  • Dinger, Ralph, ed. (2011). The National Hockey League Official Guide & Record Book 2012. Toronto, ON: Dan Diamond & Associates. ISBN 978-1-894801-22-5. 
  • Dryden, Steve, ed. (2000). Century of hockey. Toronto, ON: McClelland & Stewart Ltd. ISBN 0-7710-4179-9. 
  • Fischler, Stan; Fischler, Shirley; Hughes, Morgan; Romain, Joseph; Duplacey, James (2003). The Hockey Chronicle: Year-by-Year History of the National Hockey League. Lincolnwood, IL: Publications International Inc. ISBN 0-7853-9624-1. 
  • "1980-81 NHL Playoff Results". hockeyDB.com. 
Notes
  1. ^ a b c d Dinger, Ralph, ed. (2011). The National Hockey League Official Guide & Record Book 2012. Dan Diamond & Associates. p. 152. ISBN 9781894801225. 
  2. ^ Jenish, D’Arcy (2009). The Montreal Canadiens:100 Years of Glory.

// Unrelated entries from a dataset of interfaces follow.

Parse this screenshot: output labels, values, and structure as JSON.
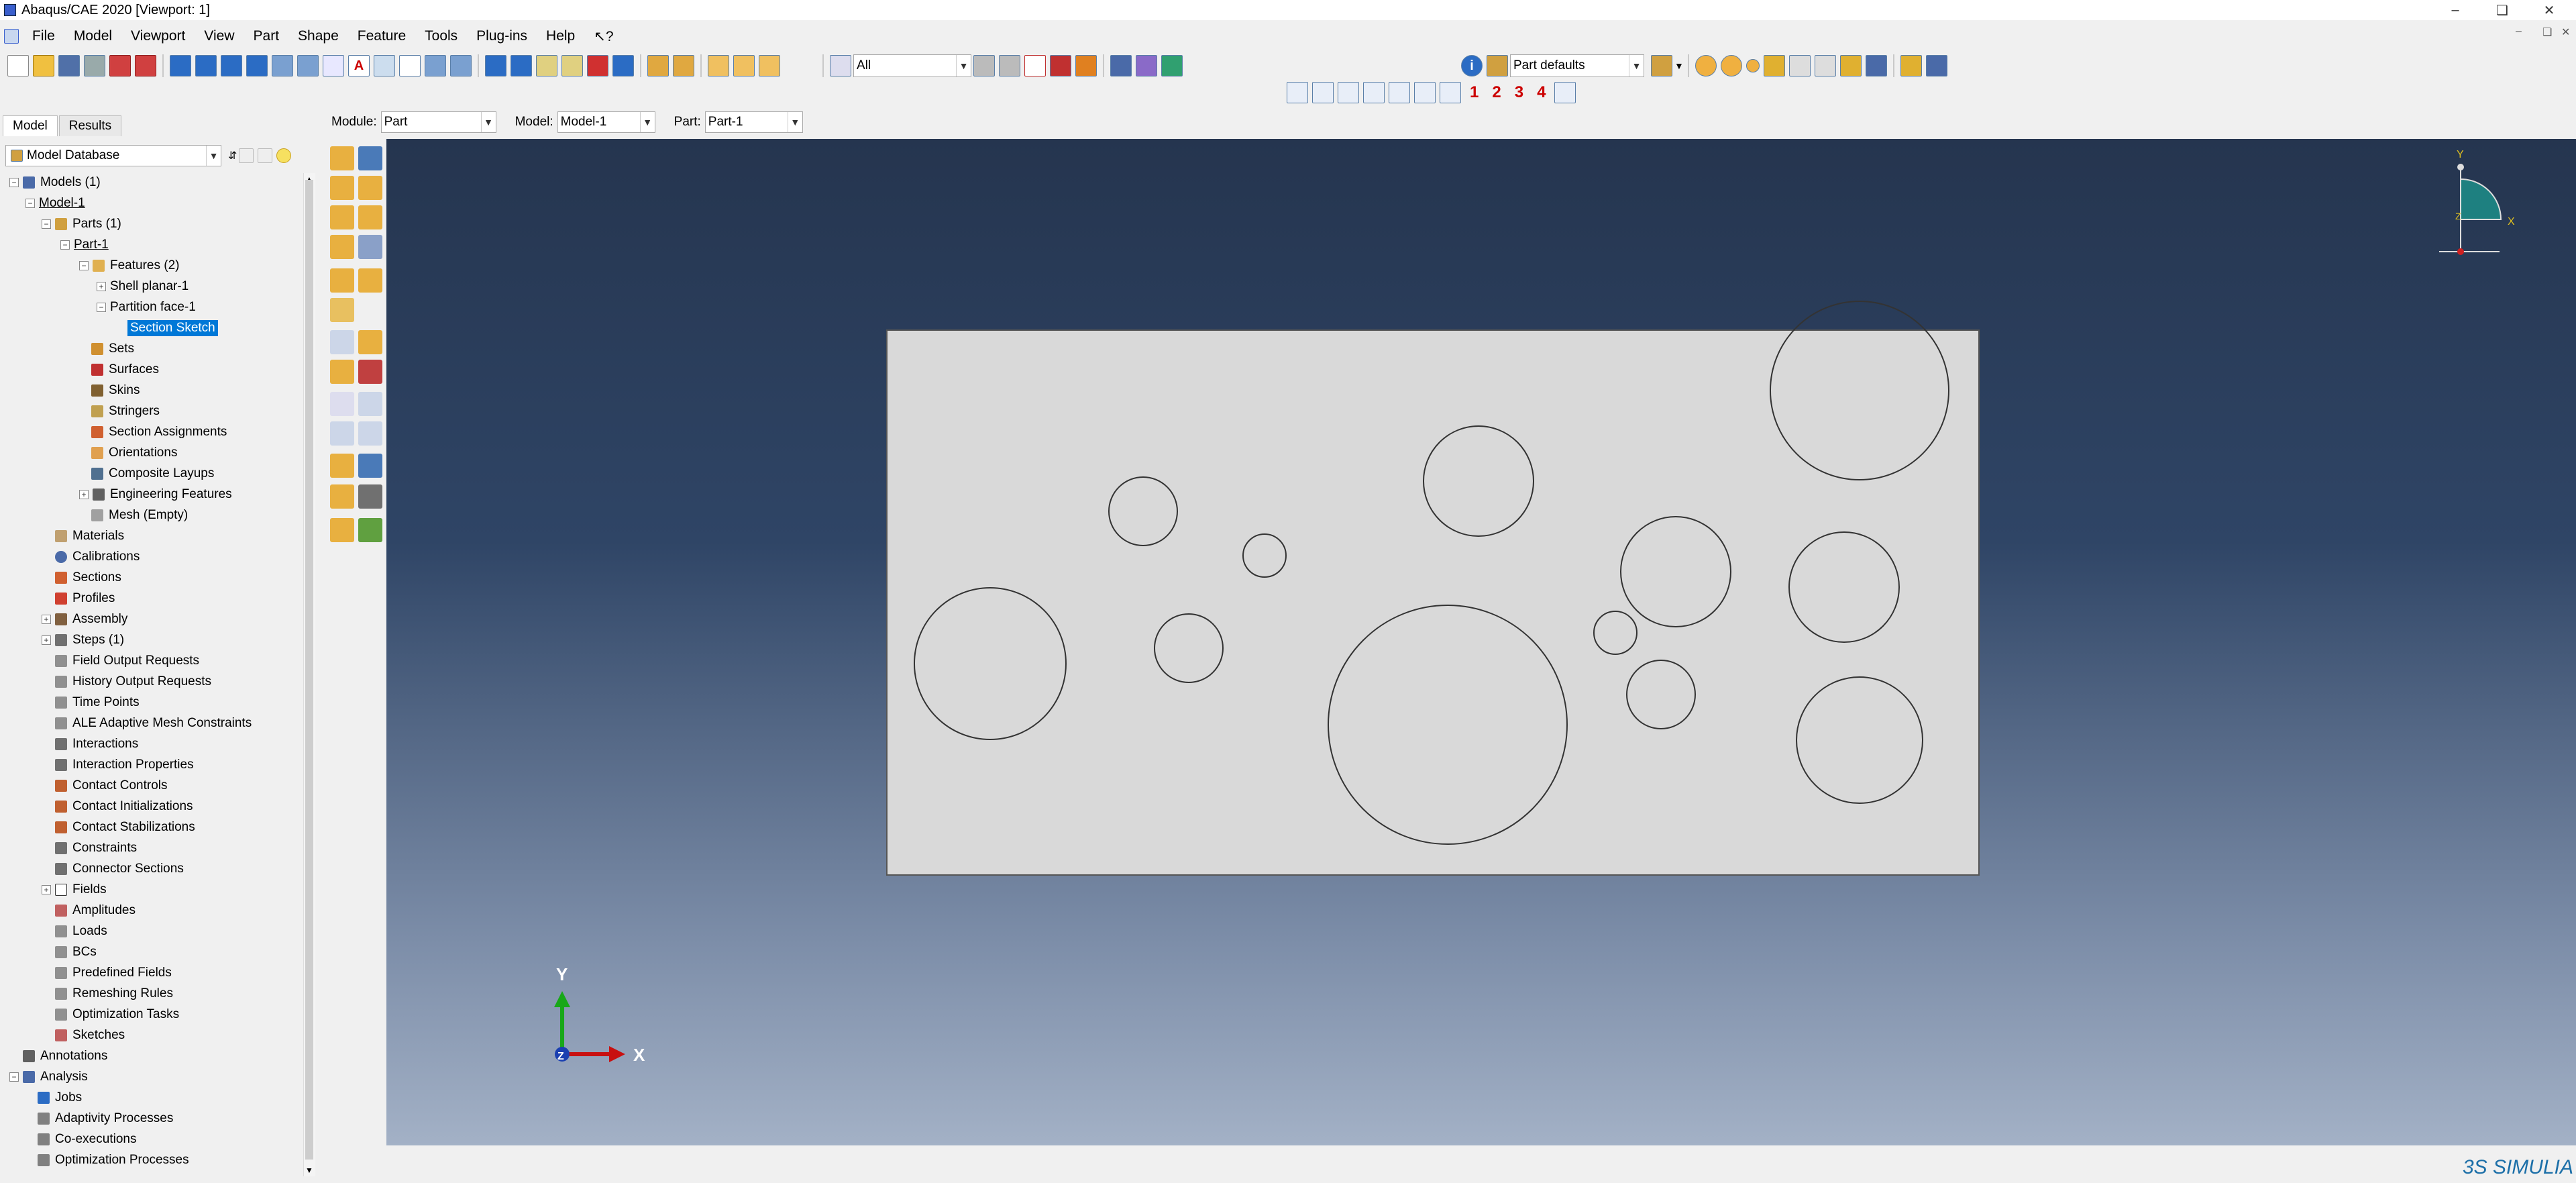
{
  "window": {
    "title": "Abaqus/CAE 2020 [Viewport: 1]",
    "minimize": "–",
    "restore": "❏",
    "close": "✕"
  },
  "menubar": {
    "items": [
      "File",
      "Model",
      "Viewport",
      "View",
      "Part",
      "Shape",
      "Feature",
      "Tools",
      "Plug-ins",
      "Help",
      "↖?"
    ]
  },
  "toolbar": {
    "selection_filter": "All",
    "part_defaults": "Part defaults",
    "info_icon": "i",
    "view_numbers": [
      "1",
      "2",
      "3",
      "4"
    ]
  },
  "context": {
    "module_label": "Module:",
    "module_value": "Part",
    "model_label": "Model:",
    "model_value": "Model-1",
    "part_label": "Part:",
    "part_value": "Part-1"
  },
  "tabs": [
    "Model",
    "Results"
  ],
  "tree_source": "Model Database",
  "tree": {
    "models": "Models (1)",
    "model1": "Model-1",
    "parts": "Parts (1)",
    "part1": "Part-1",
    "features": "Features (2)",
    "shell": "Shell planar-1",
    "partition": "Partition face-1",
    "sketch": "Section Sketch",
    "sets": "Sets",
    "surfaces": "Surfaces",
    "skins": "Skins",
    "stringers": "Stringers",
    "section_assignments": "Section Assignments",
    "orientations": "Orientations",
    "composite_layups": "Composite Layups",
    "engineering_features": "Engineering Features",
    "mesh": "Mesh (Empty)",
    "materials": "Materials",
    "calibrations": "Calibrations",
    "sections": "Sections",
    "profiles": "Profiles",
    "assembly": "Assembly",
    "steps": "Steps (1)",
    "field_output": "Field Output Requests",
    "history_output": "History Output Requests",
    "time_points": "Time Points",
    "ale": "ALE Adaptive Mesh Constraints",
    "interactions": "Interactions",
    "interaction_props": "Interaction Properties",
    "contact_controls": "Contact Controls",
    "contact_init": "Contact Initializations",
    "contact_stab": "Contact Stabilizations",
    "constraints": "Constraints",
    "connector_sections": "Connector Sections",
    "fields": "Fields",
    "amplitudes": "Amplitudes",
    "loads": "Loads",
    "bcs": "BCs",
    "predefined_fields": "Predefined Fields",
    "remeshing_rules": "Remeshing Rules",
    "optimization_tasks": "Optimization Tasks",
    "sketches": "Sketches",
    "annotations": "Annotations",
    "analysis": "Analysis",
    "jobs": "Jobs",
    "adaptivity": "Adaptivity Processes",
    "coexec": "Co-executions",
    "optim_proc": "Optimization Processes"
  },
  "triad": {
    "y": "Y",
    "x": "X",
    "z": "Z"
  },
  "mini_triad": {
    "y": "Y",
    "x": "X",
    "z": "Z"
  },
  "brand": "3S SIMULIA",
  "colors": {
    "viewport_top": "#25354f",
    "viewport_bottom": "#a3b1c6",
    "part_fill": "#d9d9d9",
    "selection": "#0078d7",
    "triad_x": "#c81010",
    "triad_y": "#18a818",
    "triad_z": "#1a3fb0"
  }
}
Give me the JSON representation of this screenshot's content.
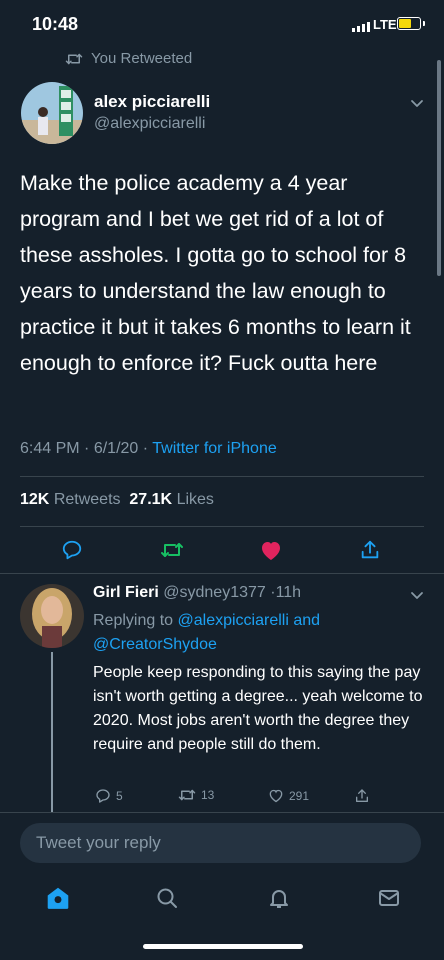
{
  "status_bar": {
    "time": "10:48",
    "network": "LTE",
    "battery_level": 0.55
  },
  "retweet_context": {
    "label": "You Retweeted"
  },
  "tweet": {
    "author_name": "alex picciarelli",
    "author_handle": "@alexpicciarelli",
    "text": "Make the police academy a 4 year program and I bet we get rid of a lot of these assholes. I gotta go to school for 8 years to understand the law enough to practice it but it takes 6 months to learn it enough to enforce it? Fuck outta here",
    "time": "6:44 PM",
    "date": "6/1/20",
    "separator": "·",
    "source": "Twitter for iPhone",
    "retweets_count": "12K",
    "retweets_label": "Retweets",
    "likes_count": "27.1K",
    "likes_label": "Likes"
  },
  "reply": {
    "author_name": "Girl Fieri",
    "author_handle": "@sydney1377",
    "age": "11h",
    "replying_to_label": "Replying to",
    "replying_to_users": "@alexpicciarelli and",
    "replying_to_users_2": "@CreatorShydoe",
    "text": "People keep responding to this saying the pay isn't worth getting a degree... yeah welcome to 2020. Most jobs aren't worth the degree they require and people still do them.",
    "replies_count": "5",
    "retweets_count": "13",
    "likes_count": "291"
  },
  "compose": {
    "placeholder": "Tweet your reply"
  },
  "colors": {
    "background": "#15202b",
    "accent": "#1da1f2",
    "retweet_green": "#17bf63",
    "like_pink": "#e0245e",
    "muted": "#8899a6"
  },
  "icons": {
    "retweet": "retweet-icon",
    "reply": "reply-icon",
    "like": "heart-icon",
    "share": "share-icon",
    "home": "home-icon",
    "search": "search-icon",
    "notifications": "bell-icon",
    "messages": "mail-icon"
  }
}
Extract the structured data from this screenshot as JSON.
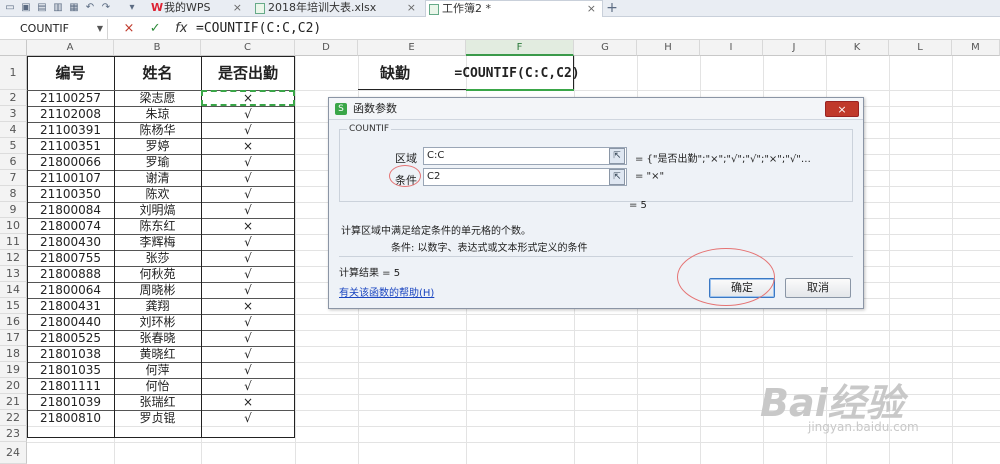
{
  "tabs": {
    "wps_label": "我的WPS",
    "file_label": "2018年培训大表.xlsx",
    "active_label": "工作簿2 *"
  },
  "formula_bar": {
    "name_box": "COUNTIF",
    "cancel_glyph": "×",
    "enter_glyph": "✓",
    "fx_glyph": "fx",
    "formula": "=COUNTIF(C:C,C2)"
  },
  "columns": [
    "A",
    "B",
    "C",
    "D",
    "E",
    "F",
    "G",
    "H",
    "I",
    "J",
    "K",
    "L",
    "M"
  ],
  "rows": [
    "1",
    "2",
    "3",
    "4",
    "5",
    "6",
    "7",
    "8",
    "9",
    "10",
    "11",
    "12",
    "13",
    "14",
    "15",
    "16",
    "17",
    "18",
    "19",
    "20",
    "21",
    "22",
    "23",
    "24"
  ],
  "sheet": {
    "headers": [
      "编号",
      "姓名",
      "是否出勤"
    ],
    "e1": "缺勤",
    "f1": "=COUNTIF(C:C,C2)",
    "records": [
      [
        "21100257",
        "梁志愿",
        "×"
      ],
      [
        "21102008",
        "朱琼",
        "√"
      ],
      [
        "21100391",
        "陈杨华",
        "√"
      ],
      [
        "21100351",
        "罗婷",
        "×"
      ],
      [
        "21800066",
        "罗瑜",
        "√"
      ],
      [
        "21100107",
        "谢清",
        "√"
      ],
      [
        "21100350",
        "陈欢",
        "√"
      ],
      [
        "21800084",
        "刘明熇",
        "√"
      ],
      [
        "21800074",
        "陈东红",
        "×"
      ],
      [
        "21800430",
        "李辉梅",
        "√"
      ],
      [
        "21800755",
        "张莎",
        "√"
      ],
      [
        "21800888",
        "何秋苑",
        "√"
      ],
      [
        "21800064",
        "周晓彬",
        "√"
      ],
      [
        "21800431",
        "龚翔",
        "×"
      ],
      [
        "21800440",
        "刘环彬",
        "√"
      ],
      [
        "21800525",
        "张春晓",
        "√"
      ],
      [
        "21801038",
        "黄晓红",
        "√"
      ],
      [
        "21801035",
        "何萍",
        "√"
      ],
      [
        "21801111",
        "何怡",
        "√"
      ],
      [
        "21801039",
        "张瑞红",
        "×"
      ],
      [
        "21800810",
        "罗贞锟",
        "√"
      ]
    ]
  },
  "dialog": {
    "title": "函数参数",
    "close_glyph": "×",
    "function_name": "COUNTIF",
    "range_label": "区域",
    "range_value": "C:C",
    "range_result": "= {\"是否出勤\";\"×\";\"√\";\"√\";\"×\";\"√\"…",
    "criteria_label": "条件",
    "criteria_value": "C2",
    "criteria_result": "= \"×\"",
    "formula_result": "= 5",
    "description": "计算区域中满足给定条件的单元格的个数。",
    "criteria_help": "条件:  以数字、表达式或文本形式定义的条件",
    "calc_result": "计算结果 = 5",
    "help_link": "有关该函数的帮助(H)",
    "ok_label": "确定",
    "cancel_label": "取消"
  },
  "watermark": {
    "brand": "Bai经验",
    "url": "jingyan.baidu.com"
  },
  "colors": {
    "selection": "#3aa648",
    "close_button": "#c0392b",
    "annotation_circle": "#e57373",
    "link": "#1a45c0"
  }
}
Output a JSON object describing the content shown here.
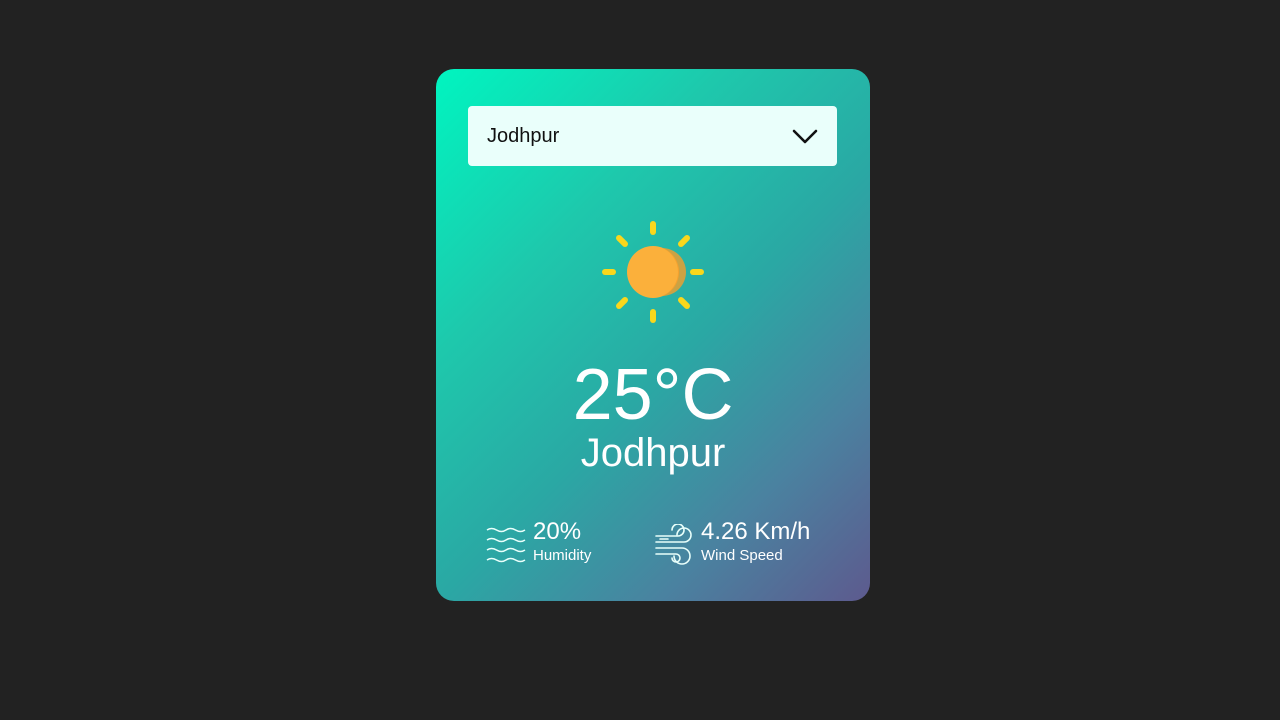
{
  "search": {
    "selected_city": "Jodhpur"
  },
  "weather": {
    "icon": "sun-icon",
    "temperature": "25°C",
    "city": "Jodhpur"
  },
  "details": {
    "humidity_value": "20%",
    "humidity_label": "Humidity",
    "wind_value": "4.26 Km/h",
    "wind_label": "Wind Speed"
  },
  "colors": {
    "page_background": "#222222",
    "card_gradient_start": "#00f5c0",
    "card_gradient_end": "#5d5a8e",
    "select_background": "#eafffb",
    "sun_core": "#fbb03b",
    "sun_rays": "#f9d71c"
  }
}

Doubleday. p. 243. ISBN 978-0-385-66325-0. 
  3. ^ Dinger 2011, p. 152.
  4. ^ http://www.hockey-reference.com/leagues/NHL_1981_leaders.html
  5. ^ NHL trade deadline: Deals since 1980 | Habs Inside/Out

External links[edit]